Monday, October 15, 2007

Could the answer be this simple?

A letter to the editor in today's Spectator suggests two methods be used for dealing with Caledonia-type issues - Preventing the Crisis.

The first is to "ensure the provincial government stops issuing licences and permits to build, mine, etc. on native or contested land without the permission of the First Nations concerned..."

This is something that has puzzled me since the Caledonia occupation/reclamation began. How did those building permits get issued in the first place. Isn't the Ontario government extremely negligent here?

The second suggestion by Mr. Sorger is that the Feds speed up the land claim resolution process.
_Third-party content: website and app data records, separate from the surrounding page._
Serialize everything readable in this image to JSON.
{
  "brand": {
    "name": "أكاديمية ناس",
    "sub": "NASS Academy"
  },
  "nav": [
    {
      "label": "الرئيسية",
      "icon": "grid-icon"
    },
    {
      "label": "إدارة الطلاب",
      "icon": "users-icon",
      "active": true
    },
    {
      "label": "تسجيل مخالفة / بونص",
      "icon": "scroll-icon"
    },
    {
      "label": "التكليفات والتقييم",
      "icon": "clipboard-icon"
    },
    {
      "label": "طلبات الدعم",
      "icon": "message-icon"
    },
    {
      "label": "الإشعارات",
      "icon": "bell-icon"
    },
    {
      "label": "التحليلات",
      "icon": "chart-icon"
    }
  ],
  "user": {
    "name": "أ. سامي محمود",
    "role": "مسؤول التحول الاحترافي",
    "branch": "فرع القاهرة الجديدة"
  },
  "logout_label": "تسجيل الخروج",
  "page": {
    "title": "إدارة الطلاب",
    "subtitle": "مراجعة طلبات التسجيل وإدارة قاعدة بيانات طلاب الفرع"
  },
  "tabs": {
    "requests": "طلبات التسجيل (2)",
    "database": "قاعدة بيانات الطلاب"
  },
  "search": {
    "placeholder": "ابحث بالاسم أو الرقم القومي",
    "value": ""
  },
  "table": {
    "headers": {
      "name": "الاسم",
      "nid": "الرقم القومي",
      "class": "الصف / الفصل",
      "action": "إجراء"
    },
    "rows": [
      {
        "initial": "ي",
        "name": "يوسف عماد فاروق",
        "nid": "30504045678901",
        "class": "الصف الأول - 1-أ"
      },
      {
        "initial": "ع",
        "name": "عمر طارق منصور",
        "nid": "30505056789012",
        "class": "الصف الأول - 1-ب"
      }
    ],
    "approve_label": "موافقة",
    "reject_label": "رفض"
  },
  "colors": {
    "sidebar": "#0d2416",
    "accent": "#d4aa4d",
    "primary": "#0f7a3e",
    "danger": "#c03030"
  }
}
I think that one is easier said than done, but you do wonder why this seems to drag on. Of course, why take millions, if you're willing to hold out for 'billions'?

* * * *
Backgrounder - Interesting but complicated history here - Difficult to Resolve.

Related: Native Protester's lawyer using obscure treaty to derail CH case. (Spectator)


John M Reynolds said...

It is the municipality that issues building permits.

Joanne (True Blue) said...

John, isn't the province involved in title registration?

Lemon said...

I did something on this a while ago.
Land Title is a provincial jursidiction and service.
Land Claims Mess

Joanne (True Blue) said...

Land Title is a provincial jursidiction and service.

Thanks for clarifying that, Brian.

John M Reynolds said...

The province incorporates the business looking to build.

A quick look through the municipal act:
It does mention that the planning act comes in for rezoning, but zoning bylaws (23.3) must be done by council. Upper-tier municipalities may confuse the issue a bit, but the ability to issue permits rests with the municipality.

69. (1) 6 Railway systems of railway companies incorporated under federal or provincial statutes.

As well,

158. (1) The Minister may make regulations,

(a) exempting any business or class of business from all or any part of a by-law providing for a system of licences under any Act, including self-regulated businesses;

(b) imposing conditions and limitations on the powers of a municipality under this Act to provide for a system of licences with respect to a business;

(c) prohibiting municipalities from imposing on any business, in respect of which a provincial certificate has been issued, a condition on a licence requiring testing on the subject-matter of the certification. 2006, c. 32, Sched. A, s. 82.

The planning act:
has a definition of "provincial plan," but if the area is not

I did not go through any regulations, nor through the new city of toronto act.

In a nutshell, the problem is not the issuing of permits, but the sale of the land itself.

Joanne (True Blue) said...

In a nutshell, the problem is not the issuing of permits, but the sale of the land itself.

Which is under the jurisdiction of the provincial government, right?

P.S. - To the anonymous person who just left a comment... Perhaps you could try rephrasing it, in a less racist manner? Thanks.

bluetech said...

Joanne...only slight did the elction go in the Caledonia area? It was non-news before the election, and I don't recall hearing the results as being a 'statement' to Mcguinty in that area.

Möbius said...

It takes a lot of time because lawyers get paid by the hour.

Really, does it take 10-15 years to find the appropriate historical documents, reasonably interpret their meaning, and make a judgement?

Joanne (True Blue) said...

Bluetech, I'm puzzled about that too. I'm assuming that the Conservative candidate won. The Liberals probably felt there was no hope there.

Very cool site here. Is Toby Barrett in the Caledonia area? If so, it was a landslide.

Anonymous said...

Thanks Joanne. I had already visited that site but I'm not sure how to identify that electoral district. Isn't it strange that we have dig this info up...and we thought Caledonia was going to be an election issue..ha!

...what election?

Joanne (True Blue) said...

Bluetech, it puzzles me too. I thought we'd be hearing a big uproar after the election.

Maybe they've simply given up hope.